• YOUR OBJECTIVE:
Wherever "Jitsu" occurs in the entries, copy the line that holds it.

• Dataset rows describing interfaces:
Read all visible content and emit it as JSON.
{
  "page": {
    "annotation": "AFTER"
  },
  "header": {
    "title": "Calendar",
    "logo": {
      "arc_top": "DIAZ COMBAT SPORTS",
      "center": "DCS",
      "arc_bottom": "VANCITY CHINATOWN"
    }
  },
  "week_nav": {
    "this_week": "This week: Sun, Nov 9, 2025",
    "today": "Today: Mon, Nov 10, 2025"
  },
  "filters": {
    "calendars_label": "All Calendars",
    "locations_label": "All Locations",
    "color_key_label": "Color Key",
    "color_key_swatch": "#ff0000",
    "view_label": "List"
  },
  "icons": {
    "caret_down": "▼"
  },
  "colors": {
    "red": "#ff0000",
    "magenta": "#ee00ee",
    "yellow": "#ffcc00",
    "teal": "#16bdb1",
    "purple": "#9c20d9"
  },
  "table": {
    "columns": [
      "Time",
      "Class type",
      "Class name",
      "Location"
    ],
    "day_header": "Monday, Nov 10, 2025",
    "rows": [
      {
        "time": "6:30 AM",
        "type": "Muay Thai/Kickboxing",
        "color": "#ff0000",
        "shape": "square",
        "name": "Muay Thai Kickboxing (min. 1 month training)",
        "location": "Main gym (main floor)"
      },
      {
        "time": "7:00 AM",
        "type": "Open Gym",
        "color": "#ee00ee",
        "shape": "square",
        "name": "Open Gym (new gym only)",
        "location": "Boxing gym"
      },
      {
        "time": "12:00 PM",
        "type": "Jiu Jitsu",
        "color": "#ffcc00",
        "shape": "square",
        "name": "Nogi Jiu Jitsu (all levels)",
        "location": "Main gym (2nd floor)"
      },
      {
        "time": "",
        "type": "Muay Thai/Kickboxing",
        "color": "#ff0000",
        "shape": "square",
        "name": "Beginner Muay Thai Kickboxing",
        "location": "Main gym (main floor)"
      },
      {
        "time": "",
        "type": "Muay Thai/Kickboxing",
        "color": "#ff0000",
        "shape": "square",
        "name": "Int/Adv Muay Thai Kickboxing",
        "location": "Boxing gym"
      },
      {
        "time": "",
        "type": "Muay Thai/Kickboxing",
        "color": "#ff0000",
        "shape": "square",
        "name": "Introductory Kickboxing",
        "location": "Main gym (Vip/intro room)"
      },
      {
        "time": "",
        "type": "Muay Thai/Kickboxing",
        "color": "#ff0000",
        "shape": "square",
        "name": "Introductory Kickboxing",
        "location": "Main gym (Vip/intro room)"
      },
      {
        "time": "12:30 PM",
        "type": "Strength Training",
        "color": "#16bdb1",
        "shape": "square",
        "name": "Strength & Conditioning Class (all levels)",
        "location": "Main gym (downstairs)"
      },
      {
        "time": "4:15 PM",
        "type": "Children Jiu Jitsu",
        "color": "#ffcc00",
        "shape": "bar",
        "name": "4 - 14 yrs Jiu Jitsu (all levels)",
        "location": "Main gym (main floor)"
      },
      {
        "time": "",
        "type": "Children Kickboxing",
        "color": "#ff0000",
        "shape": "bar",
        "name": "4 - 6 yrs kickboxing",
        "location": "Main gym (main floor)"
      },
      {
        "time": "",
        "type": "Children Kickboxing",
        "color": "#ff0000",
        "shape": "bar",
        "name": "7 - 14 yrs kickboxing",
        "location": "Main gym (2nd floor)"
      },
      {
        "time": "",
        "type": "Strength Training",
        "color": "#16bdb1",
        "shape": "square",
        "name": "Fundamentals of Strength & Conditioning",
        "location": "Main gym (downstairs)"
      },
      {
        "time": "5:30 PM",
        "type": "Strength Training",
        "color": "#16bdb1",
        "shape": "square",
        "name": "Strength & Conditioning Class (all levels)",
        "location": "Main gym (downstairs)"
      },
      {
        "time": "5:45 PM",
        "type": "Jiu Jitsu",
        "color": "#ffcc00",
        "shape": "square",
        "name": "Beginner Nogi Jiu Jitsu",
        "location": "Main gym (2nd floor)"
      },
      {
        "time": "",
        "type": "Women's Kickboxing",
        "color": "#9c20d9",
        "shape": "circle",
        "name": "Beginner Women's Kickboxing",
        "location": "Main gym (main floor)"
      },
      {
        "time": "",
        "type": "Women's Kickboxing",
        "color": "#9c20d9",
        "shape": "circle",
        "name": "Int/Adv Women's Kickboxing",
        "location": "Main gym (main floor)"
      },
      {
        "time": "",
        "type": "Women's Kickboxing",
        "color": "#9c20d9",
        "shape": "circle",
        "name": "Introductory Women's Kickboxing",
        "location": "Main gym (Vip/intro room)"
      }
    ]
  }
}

• RESULT FOR THIS TASK:
        "type": "Jiu Jitsu",
        "name": "Nogi Jiu Jitsu (all levels)",
        "type": "Children Jiu Jitsu",
        "name": "4 - 14 yrs Jiu Jitsu (all levels)",
        "type": "Jiu Jitsu",
        "name": "Beginner Nogi Jiu Jitsu",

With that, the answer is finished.